The Alakestilä Arboretum is the third oldest arboretum in Finland. Municipal councilor Kalle Arvola and his wife Katri started planting trees in the Alakestilä estate grounds as early as the 1930s. The park was their lifework, and you can really appreciate that when you are walking in the shadow of these tall trees.
Forestry typically serves the purpose that all activities should; to work for future generations. It is far too selfish to think that as long as I and my generation succeed, let the rest take care of themselves.Kalle Arvola
The park was pretty much unknown until 1978, when The Finnish Society of Dendrology asked for a permission to visit it. Their visit made to the news and soon the park attracted many other researchers and public. The area can be divided into six different sections:
- Uusivainio is the newest area where the plantation of trees was started last in the 1980s.
- Peltotörmä is perhaps the richest part of the area in terms of species. Initially, the area was was a field where domestic berry bushes were planted. Later came rows of lindens and spruces, which now dominate the area.
- The flora of Riihivainio is very diverse and consists of several exotic conifers and deciduous trees as well as domestic species.
- Myllysaari gets its name from a mill that was located by the river. You can still find an ancient mill stone, which now serves as a table, from Alakestilä.
- Rasilansaari was not originally part of Alakestilä, it was acquired in 1964. The cottage at Rasilansaari was built in 1901. You can also find an interesting shelter, built in 1970, from the park. The shelter’s posts are all from different trees; larch, linden, rowan, spruce, fir, pine, elm, alder, willow and birch.
- The first trees were planted on a small Rättärinsaari island in the Liminka River.
Today the arboretum has about 120 species of trees
In addition to local birch species (B. pubescens and B. pendula) there are several birch variations at Alakestilä, and two birch trees from abroad; paper birch (B. papyrifera) from North America and Erman’s birch (B. ermannii) from Asia. In Finland, only one spruce is considered local (P. abies), and in the park you will find five other species including snake spruce (Picea abies f. virgata) and weeping spruce trees. There are also five species of fir and four species of pine, with several modifications. The five-needle pines include Siberian membrane pine (P. cembra subsp. sibirica) and Macedonian pine (P. peuce). In addition to Swedish and Finnish rowan, the rowan also contains Japanese rowan (S. commixta) and American rowan (S. americana). The most valuable willow species in the Alakestilä Arboretum is considered to be the endangered river willow (S.triandra) in the riverside.

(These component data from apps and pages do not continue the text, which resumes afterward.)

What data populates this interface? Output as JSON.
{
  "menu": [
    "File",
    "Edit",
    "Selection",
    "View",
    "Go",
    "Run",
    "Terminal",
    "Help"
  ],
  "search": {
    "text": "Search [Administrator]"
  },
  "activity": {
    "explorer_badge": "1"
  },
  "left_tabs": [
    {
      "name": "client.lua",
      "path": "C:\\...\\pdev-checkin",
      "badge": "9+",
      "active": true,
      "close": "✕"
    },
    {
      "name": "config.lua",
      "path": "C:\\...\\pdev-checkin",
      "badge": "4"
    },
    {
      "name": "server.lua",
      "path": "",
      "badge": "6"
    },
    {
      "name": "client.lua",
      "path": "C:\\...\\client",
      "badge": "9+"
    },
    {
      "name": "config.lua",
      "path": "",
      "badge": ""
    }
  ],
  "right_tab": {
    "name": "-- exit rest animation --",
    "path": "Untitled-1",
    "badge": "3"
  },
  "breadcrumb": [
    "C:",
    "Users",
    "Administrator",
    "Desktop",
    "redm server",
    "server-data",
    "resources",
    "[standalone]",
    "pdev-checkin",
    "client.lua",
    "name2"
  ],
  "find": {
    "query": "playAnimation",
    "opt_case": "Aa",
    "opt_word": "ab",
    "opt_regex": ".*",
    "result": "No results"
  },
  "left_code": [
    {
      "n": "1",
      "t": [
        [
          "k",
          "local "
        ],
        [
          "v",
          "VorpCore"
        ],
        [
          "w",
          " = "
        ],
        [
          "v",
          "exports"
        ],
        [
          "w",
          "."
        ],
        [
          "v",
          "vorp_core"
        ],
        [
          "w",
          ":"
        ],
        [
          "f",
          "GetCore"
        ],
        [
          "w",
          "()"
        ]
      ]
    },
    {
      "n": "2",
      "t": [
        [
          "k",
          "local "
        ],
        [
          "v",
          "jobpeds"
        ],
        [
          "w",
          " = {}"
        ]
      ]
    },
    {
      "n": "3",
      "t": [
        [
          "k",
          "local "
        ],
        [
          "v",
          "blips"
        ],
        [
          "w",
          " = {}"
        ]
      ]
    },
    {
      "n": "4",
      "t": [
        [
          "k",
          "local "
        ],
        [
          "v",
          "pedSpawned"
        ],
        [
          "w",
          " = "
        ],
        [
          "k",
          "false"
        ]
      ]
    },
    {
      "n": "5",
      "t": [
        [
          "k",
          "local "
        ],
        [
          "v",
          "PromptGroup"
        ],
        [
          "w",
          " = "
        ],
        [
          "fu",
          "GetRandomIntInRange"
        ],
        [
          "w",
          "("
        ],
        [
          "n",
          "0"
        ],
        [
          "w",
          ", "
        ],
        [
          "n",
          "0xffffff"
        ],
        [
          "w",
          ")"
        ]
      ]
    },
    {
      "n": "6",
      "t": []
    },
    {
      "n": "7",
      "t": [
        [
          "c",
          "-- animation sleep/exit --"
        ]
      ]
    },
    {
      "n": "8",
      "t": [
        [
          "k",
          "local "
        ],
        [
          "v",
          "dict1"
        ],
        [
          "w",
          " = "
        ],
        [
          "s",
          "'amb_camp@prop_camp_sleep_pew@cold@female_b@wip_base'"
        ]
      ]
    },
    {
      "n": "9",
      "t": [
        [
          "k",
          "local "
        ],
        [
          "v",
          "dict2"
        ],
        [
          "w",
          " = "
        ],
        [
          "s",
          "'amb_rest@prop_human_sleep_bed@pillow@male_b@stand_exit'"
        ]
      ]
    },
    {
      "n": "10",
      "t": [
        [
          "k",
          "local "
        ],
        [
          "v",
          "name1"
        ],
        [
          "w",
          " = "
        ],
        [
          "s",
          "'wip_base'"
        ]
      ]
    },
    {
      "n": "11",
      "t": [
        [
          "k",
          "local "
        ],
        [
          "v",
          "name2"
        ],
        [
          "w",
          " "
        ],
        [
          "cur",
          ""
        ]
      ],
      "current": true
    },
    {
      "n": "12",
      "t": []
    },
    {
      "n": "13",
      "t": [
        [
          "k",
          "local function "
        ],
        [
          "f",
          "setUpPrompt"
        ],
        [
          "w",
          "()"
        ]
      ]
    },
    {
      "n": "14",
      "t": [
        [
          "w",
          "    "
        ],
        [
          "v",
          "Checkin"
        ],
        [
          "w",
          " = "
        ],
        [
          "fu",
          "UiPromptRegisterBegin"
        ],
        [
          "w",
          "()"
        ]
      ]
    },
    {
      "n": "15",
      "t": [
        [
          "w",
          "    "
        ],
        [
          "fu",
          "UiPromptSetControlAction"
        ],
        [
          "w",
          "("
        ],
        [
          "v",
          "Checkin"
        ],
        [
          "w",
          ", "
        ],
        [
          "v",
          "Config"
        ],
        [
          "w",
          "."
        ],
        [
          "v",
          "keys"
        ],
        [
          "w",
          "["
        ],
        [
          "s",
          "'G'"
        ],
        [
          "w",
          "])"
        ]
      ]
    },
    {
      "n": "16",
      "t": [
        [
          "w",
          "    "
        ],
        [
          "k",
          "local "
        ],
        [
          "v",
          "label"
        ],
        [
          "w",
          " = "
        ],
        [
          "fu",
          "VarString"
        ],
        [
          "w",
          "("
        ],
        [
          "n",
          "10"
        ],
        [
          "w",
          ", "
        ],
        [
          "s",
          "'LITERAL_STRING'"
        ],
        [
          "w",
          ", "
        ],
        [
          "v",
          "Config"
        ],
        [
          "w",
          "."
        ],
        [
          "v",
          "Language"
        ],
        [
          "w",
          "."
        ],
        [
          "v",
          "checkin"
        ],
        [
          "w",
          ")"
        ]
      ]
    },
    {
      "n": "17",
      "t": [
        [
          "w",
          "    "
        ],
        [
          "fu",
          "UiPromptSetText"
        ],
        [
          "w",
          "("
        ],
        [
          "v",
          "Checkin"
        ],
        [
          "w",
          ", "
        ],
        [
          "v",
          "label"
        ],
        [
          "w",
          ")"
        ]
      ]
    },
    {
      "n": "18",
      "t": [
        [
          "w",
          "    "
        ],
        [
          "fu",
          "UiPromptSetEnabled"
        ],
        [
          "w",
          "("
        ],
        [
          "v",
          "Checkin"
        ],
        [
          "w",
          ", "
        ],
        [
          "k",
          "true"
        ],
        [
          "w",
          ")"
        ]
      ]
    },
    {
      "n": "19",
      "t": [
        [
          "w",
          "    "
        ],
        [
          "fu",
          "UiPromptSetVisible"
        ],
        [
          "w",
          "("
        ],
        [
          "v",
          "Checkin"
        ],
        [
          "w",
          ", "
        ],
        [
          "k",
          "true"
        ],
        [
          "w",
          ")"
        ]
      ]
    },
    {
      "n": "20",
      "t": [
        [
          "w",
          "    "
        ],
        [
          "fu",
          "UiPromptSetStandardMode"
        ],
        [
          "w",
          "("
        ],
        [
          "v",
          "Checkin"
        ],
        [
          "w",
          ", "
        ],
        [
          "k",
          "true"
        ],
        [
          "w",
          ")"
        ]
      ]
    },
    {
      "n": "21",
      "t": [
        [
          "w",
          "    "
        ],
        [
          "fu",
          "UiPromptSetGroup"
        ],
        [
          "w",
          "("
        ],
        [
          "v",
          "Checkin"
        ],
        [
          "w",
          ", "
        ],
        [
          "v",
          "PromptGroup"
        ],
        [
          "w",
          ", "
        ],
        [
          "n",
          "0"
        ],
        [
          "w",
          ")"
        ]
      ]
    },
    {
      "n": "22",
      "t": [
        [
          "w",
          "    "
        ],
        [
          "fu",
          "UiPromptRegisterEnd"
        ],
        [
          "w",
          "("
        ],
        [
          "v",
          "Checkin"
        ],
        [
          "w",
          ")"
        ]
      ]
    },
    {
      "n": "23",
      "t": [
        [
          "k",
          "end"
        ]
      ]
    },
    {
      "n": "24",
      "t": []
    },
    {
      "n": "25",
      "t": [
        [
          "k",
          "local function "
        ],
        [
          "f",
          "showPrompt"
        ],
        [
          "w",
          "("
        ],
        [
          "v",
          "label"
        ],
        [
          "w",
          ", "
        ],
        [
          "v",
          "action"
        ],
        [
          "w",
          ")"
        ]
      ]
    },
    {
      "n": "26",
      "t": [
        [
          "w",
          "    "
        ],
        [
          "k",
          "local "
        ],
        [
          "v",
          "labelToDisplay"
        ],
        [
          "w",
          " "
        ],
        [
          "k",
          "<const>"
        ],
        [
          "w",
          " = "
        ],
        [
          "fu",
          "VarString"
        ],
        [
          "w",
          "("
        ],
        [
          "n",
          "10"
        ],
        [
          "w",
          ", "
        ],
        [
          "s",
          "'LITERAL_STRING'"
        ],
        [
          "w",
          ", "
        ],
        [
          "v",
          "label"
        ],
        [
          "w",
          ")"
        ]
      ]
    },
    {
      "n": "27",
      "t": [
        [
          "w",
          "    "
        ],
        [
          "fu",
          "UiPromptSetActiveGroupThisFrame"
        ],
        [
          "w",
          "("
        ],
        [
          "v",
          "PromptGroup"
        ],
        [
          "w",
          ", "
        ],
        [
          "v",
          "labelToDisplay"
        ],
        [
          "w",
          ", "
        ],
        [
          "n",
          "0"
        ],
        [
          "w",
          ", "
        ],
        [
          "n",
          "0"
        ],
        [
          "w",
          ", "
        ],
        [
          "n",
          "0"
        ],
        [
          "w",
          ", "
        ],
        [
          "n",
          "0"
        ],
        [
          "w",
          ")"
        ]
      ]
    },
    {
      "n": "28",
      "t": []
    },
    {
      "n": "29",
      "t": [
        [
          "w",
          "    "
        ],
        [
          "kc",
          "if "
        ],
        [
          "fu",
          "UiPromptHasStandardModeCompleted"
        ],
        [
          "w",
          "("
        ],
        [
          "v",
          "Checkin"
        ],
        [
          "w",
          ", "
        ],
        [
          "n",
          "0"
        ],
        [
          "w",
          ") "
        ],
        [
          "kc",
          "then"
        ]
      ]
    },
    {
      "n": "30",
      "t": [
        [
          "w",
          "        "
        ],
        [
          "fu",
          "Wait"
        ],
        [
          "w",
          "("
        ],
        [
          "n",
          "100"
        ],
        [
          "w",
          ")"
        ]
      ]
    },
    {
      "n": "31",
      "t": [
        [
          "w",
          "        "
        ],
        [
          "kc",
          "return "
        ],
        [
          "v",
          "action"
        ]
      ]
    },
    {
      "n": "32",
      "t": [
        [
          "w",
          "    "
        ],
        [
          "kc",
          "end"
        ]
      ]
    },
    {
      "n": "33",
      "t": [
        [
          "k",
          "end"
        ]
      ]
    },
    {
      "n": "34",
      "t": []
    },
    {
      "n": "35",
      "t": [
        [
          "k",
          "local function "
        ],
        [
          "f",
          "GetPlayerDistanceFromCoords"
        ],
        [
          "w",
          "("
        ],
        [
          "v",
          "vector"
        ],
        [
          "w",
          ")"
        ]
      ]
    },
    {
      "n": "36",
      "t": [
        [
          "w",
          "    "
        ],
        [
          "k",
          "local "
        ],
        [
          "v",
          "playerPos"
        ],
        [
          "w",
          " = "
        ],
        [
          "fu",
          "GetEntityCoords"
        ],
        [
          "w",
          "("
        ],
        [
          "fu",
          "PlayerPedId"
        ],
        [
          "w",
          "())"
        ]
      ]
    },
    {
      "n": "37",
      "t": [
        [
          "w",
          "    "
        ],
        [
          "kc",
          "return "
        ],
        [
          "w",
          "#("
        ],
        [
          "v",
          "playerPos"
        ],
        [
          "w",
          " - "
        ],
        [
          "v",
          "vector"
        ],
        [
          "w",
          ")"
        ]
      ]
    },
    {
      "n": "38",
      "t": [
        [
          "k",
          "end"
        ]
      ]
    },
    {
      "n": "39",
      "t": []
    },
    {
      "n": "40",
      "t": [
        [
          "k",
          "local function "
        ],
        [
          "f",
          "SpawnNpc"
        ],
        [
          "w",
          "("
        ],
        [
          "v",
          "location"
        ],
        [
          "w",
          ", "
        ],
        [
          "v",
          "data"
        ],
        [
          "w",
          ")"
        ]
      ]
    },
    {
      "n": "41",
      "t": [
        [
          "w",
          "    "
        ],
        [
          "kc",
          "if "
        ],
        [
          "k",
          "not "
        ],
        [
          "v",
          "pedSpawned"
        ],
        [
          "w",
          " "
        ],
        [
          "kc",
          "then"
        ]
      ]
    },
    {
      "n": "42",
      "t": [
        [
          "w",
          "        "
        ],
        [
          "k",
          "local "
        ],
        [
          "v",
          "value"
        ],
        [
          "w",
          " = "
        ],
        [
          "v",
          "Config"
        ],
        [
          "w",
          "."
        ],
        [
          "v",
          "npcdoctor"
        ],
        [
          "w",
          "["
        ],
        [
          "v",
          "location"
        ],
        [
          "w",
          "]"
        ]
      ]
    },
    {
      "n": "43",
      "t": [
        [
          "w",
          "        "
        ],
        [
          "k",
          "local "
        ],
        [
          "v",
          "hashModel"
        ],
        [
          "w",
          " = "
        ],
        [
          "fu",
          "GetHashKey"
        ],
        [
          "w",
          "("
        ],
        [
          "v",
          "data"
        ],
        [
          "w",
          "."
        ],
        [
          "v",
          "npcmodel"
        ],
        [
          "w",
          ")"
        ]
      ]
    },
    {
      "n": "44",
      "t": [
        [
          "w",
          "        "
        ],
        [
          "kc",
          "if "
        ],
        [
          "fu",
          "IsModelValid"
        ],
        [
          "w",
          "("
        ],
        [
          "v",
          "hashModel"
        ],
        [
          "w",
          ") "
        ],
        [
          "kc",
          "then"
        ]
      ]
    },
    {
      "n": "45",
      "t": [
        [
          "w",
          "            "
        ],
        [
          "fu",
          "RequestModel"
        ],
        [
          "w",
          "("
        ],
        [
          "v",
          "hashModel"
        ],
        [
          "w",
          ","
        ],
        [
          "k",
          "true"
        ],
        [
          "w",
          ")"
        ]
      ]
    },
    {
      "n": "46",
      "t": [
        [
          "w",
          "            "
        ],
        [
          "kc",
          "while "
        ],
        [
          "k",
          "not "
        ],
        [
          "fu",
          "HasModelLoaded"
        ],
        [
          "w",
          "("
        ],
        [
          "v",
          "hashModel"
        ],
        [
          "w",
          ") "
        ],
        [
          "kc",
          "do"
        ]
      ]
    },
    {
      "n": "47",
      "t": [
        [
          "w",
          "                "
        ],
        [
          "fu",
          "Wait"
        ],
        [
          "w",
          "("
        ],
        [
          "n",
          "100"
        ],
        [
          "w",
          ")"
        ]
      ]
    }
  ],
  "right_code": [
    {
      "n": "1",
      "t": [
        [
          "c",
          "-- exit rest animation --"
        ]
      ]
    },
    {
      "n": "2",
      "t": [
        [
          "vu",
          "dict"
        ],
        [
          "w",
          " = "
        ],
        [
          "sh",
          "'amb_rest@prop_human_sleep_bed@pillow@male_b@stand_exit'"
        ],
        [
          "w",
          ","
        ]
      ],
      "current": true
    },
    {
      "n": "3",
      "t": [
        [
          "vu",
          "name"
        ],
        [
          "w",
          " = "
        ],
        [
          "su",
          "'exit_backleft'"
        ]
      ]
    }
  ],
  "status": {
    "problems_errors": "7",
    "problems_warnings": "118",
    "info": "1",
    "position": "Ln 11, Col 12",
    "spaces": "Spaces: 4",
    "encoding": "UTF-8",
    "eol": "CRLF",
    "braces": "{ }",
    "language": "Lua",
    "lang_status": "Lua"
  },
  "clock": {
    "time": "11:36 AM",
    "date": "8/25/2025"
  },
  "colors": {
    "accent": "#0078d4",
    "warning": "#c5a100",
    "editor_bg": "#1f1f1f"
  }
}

Directions to Alakestilä Arboretum
How to get there:
- Car: Alakestilä is located at Värminkoskentie 20, close to highway E8 between Raahe and Oulu. The arboretum is 3 km from the centre of Liminka.
- Bicycle: The cycling routes follow vehicle roads.
- Public transport: The closest bus stop is Värminkosken th on Lumijoentie road about 2 kilometers away. See tickets and timetables at Matkahuolto website.
Accessibility: The park is accessible and suitable for children’s prams.
When to visit: The Alakestilä Arboretum is open every day from 8am to 8pm. Summer is the best time to visit this location.
Facilities: A toilet, a fireplace, and a pavillion, which can be rented for small public gatherings. Please note that lighting fire at the fireplace is only allowed when the forest fire warning is not in effect. You can check that at the Finnish Meteorological Institute’s website.
Other arboretums in Finland
- The Hörtsänä Arboretum in Orivesi in Pirkanmaa region is a charming garden forest that once was one of the best collections of trees in Finland.